PROBLEM REQUIREMENTS –
Provide only the number of lines in the data below that contain the word "MACD变色指标".
DATA Start Marker
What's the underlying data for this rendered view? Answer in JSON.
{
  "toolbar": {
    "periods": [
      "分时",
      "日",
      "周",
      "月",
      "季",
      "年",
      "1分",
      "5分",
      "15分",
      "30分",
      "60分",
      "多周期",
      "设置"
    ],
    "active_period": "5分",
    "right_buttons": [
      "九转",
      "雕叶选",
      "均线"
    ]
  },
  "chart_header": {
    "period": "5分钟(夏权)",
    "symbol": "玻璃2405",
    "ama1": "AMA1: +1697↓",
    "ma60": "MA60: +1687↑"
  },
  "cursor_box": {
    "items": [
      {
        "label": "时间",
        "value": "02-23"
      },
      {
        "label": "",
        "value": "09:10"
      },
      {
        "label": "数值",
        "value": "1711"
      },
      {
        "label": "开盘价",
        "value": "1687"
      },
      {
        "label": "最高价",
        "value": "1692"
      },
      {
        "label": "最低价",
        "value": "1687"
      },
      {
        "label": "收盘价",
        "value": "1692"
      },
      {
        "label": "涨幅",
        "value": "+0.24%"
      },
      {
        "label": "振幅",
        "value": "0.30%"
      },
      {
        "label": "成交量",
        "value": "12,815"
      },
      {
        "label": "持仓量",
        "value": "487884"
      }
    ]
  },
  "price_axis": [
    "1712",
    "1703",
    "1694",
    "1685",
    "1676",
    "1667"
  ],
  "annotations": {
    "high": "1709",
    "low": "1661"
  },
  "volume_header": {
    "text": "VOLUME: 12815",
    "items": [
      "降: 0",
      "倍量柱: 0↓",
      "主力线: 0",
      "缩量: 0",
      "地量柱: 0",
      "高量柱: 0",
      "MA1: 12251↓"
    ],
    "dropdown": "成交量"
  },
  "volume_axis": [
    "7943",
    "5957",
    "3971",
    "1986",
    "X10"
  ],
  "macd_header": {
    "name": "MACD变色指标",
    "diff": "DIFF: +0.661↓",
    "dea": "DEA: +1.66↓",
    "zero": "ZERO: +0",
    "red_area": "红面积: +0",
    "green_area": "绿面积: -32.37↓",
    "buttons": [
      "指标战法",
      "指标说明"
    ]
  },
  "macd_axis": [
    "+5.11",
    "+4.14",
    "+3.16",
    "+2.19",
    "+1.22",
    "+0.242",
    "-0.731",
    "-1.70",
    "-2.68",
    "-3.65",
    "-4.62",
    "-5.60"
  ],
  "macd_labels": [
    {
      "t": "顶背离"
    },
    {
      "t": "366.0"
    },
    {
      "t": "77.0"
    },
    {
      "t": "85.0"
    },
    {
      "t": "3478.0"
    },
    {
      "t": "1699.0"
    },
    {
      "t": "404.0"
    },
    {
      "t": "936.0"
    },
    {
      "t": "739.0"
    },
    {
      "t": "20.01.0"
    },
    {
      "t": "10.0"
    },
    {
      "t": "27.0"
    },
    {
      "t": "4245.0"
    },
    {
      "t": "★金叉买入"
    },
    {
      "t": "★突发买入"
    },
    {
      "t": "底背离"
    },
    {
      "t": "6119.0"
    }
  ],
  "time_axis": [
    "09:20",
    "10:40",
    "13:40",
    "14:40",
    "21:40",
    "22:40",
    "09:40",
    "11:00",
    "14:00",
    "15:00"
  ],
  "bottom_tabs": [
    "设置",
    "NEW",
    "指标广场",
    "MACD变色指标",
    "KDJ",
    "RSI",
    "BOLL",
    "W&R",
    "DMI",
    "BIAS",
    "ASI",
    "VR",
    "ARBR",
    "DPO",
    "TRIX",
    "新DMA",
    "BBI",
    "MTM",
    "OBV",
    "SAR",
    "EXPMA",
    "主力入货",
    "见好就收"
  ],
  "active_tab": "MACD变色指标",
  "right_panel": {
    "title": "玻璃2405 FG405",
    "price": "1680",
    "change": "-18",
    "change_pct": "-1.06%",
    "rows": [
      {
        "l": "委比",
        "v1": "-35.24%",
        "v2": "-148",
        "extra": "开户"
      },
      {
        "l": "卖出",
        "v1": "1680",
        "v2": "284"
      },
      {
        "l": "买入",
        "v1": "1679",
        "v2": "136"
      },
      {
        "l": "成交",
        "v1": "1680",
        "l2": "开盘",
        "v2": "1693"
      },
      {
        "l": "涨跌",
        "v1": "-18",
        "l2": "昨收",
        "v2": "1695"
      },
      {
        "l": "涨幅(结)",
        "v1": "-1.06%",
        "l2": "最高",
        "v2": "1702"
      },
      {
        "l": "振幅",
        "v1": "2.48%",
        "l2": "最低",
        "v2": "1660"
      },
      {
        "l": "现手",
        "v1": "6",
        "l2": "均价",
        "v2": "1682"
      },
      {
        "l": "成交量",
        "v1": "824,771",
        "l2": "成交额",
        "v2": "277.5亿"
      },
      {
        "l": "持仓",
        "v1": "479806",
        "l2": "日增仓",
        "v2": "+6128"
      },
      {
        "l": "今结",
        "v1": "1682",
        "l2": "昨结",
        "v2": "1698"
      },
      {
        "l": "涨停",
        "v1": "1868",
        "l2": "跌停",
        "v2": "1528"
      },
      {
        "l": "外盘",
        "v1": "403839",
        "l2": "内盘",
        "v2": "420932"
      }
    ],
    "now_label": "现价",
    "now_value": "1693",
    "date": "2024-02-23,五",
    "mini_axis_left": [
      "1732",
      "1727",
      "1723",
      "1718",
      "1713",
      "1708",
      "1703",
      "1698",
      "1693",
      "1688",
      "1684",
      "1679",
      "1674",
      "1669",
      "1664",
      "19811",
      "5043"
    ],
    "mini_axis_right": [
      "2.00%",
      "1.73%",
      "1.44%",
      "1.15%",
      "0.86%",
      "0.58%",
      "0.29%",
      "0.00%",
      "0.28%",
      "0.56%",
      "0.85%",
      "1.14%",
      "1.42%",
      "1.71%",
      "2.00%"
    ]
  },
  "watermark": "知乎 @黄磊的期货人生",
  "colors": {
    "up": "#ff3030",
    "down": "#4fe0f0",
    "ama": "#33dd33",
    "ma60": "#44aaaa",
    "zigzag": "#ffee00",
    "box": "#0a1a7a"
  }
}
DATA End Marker
YOUR RESPONSE –
3